***** DATA SUPPLIED

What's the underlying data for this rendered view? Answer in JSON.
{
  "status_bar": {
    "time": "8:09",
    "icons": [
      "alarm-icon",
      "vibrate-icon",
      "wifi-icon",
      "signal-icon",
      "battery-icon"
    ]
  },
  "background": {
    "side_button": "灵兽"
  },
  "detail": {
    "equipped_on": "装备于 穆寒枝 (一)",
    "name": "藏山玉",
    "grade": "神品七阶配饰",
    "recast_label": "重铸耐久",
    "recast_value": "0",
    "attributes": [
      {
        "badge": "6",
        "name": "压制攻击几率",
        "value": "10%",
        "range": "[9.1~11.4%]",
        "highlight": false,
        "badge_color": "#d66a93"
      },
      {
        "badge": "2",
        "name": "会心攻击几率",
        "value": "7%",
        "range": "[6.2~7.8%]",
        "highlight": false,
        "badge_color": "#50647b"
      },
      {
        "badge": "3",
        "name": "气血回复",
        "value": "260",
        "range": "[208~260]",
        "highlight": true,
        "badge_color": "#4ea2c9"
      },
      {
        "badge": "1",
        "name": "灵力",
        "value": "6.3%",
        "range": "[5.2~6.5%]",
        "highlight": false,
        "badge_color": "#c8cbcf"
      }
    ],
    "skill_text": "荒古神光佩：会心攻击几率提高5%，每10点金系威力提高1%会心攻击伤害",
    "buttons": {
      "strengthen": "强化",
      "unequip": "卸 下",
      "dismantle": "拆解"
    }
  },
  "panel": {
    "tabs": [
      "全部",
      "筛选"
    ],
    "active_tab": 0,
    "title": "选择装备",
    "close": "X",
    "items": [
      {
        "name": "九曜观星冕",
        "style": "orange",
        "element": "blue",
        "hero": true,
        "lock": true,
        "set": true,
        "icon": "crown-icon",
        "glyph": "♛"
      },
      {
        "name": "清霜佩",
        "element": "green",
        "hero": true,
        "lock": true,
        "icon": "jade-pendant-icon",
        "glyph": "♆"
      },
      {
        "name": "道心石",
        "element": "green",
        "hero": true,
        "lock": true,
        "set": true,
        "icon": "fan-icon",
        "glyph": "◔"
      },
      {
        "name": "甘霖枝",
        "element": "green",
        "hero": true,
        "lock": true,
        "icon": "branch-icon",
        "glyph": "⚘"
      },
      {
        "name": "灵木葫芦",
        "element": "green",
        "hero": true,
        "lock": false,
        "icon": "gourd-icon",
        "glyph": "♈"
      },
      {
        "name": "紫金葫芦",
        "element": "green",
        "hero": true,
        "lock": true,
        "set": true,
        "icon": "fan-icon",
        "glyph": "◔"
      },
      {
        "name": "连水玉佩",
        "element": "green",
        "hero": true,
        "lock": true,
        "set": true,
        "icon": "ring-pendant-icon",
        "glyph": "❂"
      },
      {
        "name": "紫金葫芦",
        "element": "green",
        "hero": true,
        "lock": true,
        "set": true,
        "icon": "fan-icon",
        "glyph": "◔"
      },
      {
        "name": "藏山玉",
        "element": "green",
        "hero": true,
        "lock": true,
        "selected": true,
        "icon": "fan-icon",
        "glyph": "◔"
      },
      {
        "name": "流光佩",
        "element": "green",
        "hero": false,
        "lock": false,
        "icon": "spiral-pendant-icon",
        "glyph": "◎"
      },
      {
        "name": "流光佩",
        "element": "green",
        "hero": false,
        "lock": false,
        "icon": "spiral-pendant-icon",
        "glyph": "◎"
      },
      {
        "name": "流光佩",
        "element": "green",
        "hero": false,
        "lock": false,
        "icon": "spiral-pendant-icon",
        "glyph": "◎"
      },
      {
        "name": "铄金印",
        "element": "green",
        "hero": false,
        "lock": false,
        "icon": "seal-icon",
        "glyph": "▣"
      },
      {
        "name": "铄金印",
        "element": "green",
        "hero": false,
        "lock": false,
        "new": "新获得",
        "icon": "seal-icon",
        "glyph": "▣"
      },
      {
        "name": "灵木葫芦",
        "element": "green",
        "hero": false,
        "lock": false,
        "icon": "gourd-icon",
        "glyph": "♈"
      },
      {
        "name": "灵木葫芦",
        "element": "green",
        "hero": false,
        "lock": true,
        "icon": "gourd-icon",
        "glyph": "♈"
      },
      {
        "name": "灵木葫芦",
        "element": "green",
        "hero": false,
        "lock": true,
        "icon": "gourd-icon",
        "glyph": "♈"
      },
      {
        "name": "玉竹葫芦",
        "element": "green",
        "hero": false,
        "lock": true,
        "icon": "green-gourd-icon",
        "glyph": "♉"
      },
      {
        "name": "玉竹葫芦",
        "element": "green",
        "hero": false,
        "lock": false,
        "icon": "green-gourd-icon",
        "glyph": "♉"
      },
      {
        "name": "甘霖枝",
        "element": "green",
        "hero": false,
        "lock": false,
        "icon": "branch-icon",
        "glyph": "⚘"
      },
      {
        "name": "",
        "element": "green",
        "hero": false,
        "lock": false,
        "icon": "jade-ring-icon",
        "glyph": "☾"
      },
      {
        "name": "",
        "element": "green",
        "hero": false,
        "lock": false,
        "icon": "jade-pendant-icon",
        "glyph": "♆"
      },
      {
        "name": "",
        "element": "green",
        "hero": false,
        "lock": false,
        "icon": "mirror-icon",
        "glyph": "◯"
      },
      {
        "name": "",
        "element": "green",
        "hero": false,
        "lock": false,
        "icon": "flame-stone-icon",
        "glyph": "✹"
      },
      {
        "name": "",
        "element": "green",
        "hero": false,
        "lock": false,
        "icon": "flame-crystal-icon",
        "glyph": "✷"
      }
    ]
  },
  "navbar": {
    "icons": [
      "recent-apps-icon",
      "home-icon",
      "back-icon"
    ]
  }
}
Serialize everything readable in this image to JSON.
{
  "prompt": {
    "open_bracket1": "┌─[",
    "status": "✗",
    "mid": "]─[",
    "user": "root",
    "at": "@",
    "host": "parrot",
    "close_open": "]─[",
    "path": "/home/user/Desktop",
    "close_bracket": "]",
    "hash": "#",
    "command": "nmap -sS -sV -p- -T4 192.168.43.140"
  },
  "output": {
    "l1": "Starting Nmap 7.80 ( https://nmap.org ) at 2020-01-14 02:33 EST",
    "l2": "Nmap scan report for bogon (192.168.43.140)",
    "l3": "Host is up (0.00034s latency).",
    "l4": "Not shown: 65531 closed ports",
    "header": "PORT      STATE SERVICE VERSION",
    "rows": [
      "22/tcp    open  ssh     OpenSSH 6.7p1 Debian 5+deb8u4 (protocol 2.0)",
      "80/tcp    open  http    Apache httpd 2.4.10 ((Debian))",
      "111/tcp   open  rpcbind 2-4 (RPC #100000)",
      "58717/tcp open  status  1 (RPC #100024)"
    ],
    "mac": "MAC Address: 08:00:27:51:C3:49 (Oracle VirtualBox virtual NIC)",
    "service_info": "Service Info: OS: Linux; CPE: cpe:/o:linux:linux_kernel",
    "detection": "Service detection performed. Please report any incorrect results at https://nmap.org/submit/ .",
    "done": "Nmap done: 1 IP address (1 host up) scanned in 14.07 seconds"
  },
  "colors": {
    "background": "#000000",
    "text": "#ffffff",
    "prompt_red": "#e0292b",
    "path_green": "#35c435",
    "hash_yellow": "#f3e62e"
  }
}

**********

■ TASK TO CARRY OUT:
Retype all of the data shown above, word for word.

■ TASK OUTPUT:
What's the underlying data for this rendered view? Answer in JSON.
{
  "status_bar": {
    "time": "8:09",
    "icons": [
      "alarm-icon",
      "vibrate-icon",
      "wifi-icon",
      "signal-icon",
      "battery-icon"
    ]
  },
  "background": {
    "side_button": "灵兽"
  },
  "detail": {
    "equipped_on": "装备于 穆寒枝 (一)",
    "name": "藏山玉",
    "grade": "神品七阶配饰",
    "recast_label": "重铸耐久",
    "recast_value": "0",
    "attributes": [
      {
        "badge": "6",
        "name": "压制攻击几率",
        "value": "10%",
        "range": "[9.1~11.4%]",
        "highlight": false,
        "badge_color": "#d66a93"
      },
      {
        "badge": "2",
        "name": "会心攻击几率",
        "value": "7%",
        "range": "[6.2~7.8%]",
        "highlight": false,
        "badge_color": "#50647b"
      },
      {
        "badge": "3",
        "name": "气血回复",
        "value": "260",
        "range": "[208~260]",
        "highlight": true,
        "badge_color": "#4ea2c9"
      },
      {
        "badge": "1",
        "name": "灵力",
        "value": "6.3%",
        "range": "[5.2~6.5%]",
        "highlight": false,
        "badge_color": "#c8cbcf"
      }
    ],
    "skill_text": "荒古神光佩：会心攻击几率提高5%，每10点金系威力提高1%会心攻击伤害",
    "buttons": {
      "strengthen": "强化",
      "unequip": "卸 下",
      "dismantle": "拆解"
    }
  },
  "panel": {
    "tabs": [
      "全部",
      "筛选"
    ],
    "active_tab": 0,
    "title": "选择装备",
    "close": "X",
    "items": [
      {
        "name": "九曜观星冕",
        "style": "orange",
        "element": "blue",
        "hero": true,
        "lock": true,
        "set": true,
        "icon": "crown-icon",
        "glyph": "♛"
      },
      {
        "name": "清霜佩",
        "element": "green",
        "hero": true,
        "lock": true,
        "icon": "jade-pendant-icon",
        "glyph": "♆"
      },
      {
        "name": "道心石",
        "element": "green",
        "hero": true,
        "lock": true,
        "set": true,
        "icon": "fan-icon",
        "glyph": "◔"
      },
      {
        "name": "甘霖枝",
        "element": "green",
        "hero": true,
        "lock": true,
        "icon": "branch-icon",
        "glyph": "⚘"
      },
      {
        "name": "灵木葫芦",
        "element": "green",
        "hero": true,
        "lock": false,
        "icon": "gourd-icon",
        "glyph": "♈"
      },
      {
        "name": "紫金葫芦",
        "element": "green",
        "hero": true,
        "lock": true,
        "set": true,
        "icon": "fan-icon",
        "glyph": "◔"
      },
      {
        "name": "连水玉佩",
        "element": "green",
        "hero": true,
        "lock": true,
        "set": true,
        "icon": "ring-pendant-icon",
        "glyph": "❂"
      },
      {
        "name": "紫金葫芦",
        "element": "green",
        "hero": true,
        "lock": true,
        "set": true,
        "icon": "fan-icon",
        "glyph": "◔"
      },
      {
        "name": "藏山玉",
        "element": "green",
        "hero": true,
        "lock": true,
        "selected": true,
        "icon": "fan-icon",
        "glyph": "◔"
      },
      {
        "name": "流光佩",
        "element": "green",
        "hero": false,
        "lock": false,
        "icon": "spiral-pendant-icon",
        "glyph": "◎"
      },
      {
        "name": "流光佩",
        "element": "green",
        "hero": false,
        "lock": false,
        "icon": "spiral-pendant-icon",
        "glyph": "◎"
      },
      {
        "name": "流光佩",
        "element": "green",
        "hero": false,
        "lock": false,
        "icon": "spiral-pendant-icon",
        "glyph": "◎"
      },
      {
        "name": "铄金印",
        "element": "green",
        "hero": false,
        "lock": false,
        "icon": "seal-icon",
        "glyph": "▣"
      },
      {
        "name": "铄金印",
        "element": "green",
        "hero": false,
        "lock": false,
        "new": "新获得",
        "icon": "seal-icon",
        "glyph": "▣"
      },
      {
        "name": "灵木葫芦",
        "element": "green",
        "hero": false,
        "lock": false,
        "icon": "gourd-icon",
        "glyph": "♈"
      },
      {
        "name": "灵木葫芦",
        "element": "green",
        "hero": false,
        "lock": true,
        "icon": "gourd-icon",
        "glyph": "♈"
      },
      {
        "name": "灵木葫芦",
        "element": "green",
        "hero": false,
        "lock": true,
        "icon": "gourd-icon",
        "glyph": "♈"
      },
      {
        "name": "玉竹葫芦",
        "element": "green",
        "hero": false,
        "lock": true,
        "icon": "green-gourd-icon",
        "glyph": "♉"
      },
      {
        "name": "玉竹葫芦",
        "element": "green",
        "hero": false,
        "lock": false,
        "icon": "green-gourd-icon",
        "glyph": "♉"
      },
      {
        "name": "甘霖枝",
        "element": "green",
        "hero": false,
        "lock": false,
        "icon": "branch-icon",
        "glyph": "⚘"
      },
      {
        "name": "",
        "element": "green",
        "hero": false,
        "lock": false,
        "icon": "jade-ring-icon",
        "glyph": "☾"
      },
      {
        "name": "",
        "element": "green",
        "hero": false,
        "lock": false,
        "icon": "jade-pendant-icon",
        "glyph": "♆"
      },
      {
        "name": "",
        "element": "green",
        "hero": false,
        "lock": false,
        "icon": "mirror-icon",
        "glyph": "◯"
      },
      {
        "name": "",
        "element": "green",
        "hero": false,
        "lock": false,
        "icon": "flame-stone-icon",
        "glyph": "✹"
      },
      {
        "name": "",
        "element": "green",
        "hero": false,
        "lock": false,
        "icon": "flame-crystal-icon",
        "glyph": "✷"
      }
    ]
  },
  "navbar": {
    "icons": [
      "recent-apps-icon",
      "home-icon",
      "back-icon"
    ]
  }
}
Serialize everything readable in this image to JSON.
{
  "prompt": {
    "open_bracket1": "┌─[",
    "status": "✗",
    "mid": "]─[",
    "user": "root",
    "at": "@",
    "host": "parrot",
    "close_open": "]─[",
    "path": "/home/user/Desktop",
    "close_bracket": "]",
    "hash": "#",
    "command": "nmap -sS -sV -p- -T4 192.168.43.140"
  },
  "output": {
    "l1": "Starting Nmap 7.80 ( https://nmap.org ) at 2020-01-14 02:33 EST",
    "l2": "Nmap scan report for bogon (192.168.43.140)",
    "l3": "Host is up (0.00034s latency).",
    "l4": "Not shown: 65531 closed ports",
    "header": "PORT      STATE SERVICE VERSION",
    "rows": [
      "22/tcp    open  ssh     OpenSSH 6.7p1 Debian 5+deb8u4 (protocol 2.0)",
      "80/tcp    open  http    Apache httpd 2.4.10 ((Debian))",
      "111/tcp   open  rpcbind 2-4 (RPC #100000)",
      "58717/tcp open  status  1 (RPC #100024)"
    ],
    "mac": "MAC Address: 08:00:27:51:C3:49 (Oracle VirtualBox virtual NIC)",
    "service_info": "Service Info: OS: Linux; CPE: cpe:/o:linux:linux_kernel",
    "detection": "Service detection performed. Please report any incorrect results at https://nmap.org/submit/ .",
    "done": "Nmap done: 1 IP address (1 host up) scanned in 14.07 seconds"
  },
  "colors": {
    "background": "#000000",
    "text": "#ffffff",
    "prompt_red": "#e0292b",
    "path_green": "#35c435",
    "hash_yellow": "#f3e62e"
  }
}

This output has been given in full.